→ Task objective
Every line of the records that holds the word "River" should be copied out.

→ Excerpts from an interface dataset
▼

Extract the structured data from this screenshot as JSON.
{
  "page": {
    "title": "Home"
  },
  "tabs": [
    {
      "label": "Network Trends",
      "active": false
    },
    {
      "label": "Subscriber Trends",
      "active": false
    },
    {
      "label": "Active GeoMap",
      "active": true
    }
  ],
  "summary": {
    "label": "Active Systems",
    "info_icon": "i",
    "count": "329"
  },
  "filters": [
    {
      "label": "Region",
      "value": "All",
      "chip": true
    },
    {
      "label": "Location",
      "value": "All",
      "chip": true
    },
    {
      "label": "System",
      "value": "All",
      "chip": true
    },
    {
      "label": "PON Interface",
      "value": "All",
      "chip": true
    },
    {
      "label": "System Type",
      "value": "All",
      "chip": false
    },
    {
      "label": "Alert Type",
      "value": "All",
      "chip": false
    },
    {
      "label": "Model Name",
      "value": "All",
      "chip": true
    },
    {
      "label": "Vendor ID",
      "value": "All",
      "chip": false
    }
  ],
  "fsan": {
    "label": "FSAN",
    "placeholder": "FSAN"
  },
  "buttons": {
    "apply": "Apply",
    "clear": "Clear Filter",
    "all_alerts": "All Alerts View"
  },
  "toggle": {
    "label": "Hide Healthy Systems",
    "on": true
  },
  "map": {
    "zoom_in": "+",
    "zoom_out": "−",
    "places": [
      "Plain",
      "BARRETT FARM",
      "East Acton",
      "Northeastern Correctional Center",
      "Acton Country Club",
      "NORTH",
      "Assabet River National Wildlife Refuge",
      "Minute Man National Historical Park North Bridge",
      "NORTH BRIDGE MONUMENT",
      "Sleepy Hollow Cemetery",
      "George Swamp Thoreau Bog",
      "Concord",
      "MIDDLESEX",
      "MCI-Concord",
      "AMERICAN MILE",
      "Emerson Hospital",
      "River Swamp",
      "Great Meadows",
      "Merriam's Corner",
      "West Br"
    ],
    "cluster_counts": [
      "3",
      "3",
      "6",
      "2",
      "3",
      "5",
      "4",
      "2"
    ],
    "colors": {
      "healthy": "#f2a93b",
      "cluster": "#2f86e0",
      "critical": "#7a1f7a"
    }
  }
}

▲

→ Finished exercise
      "Assabet River National Wildlife Refuge",
      "River Swamp",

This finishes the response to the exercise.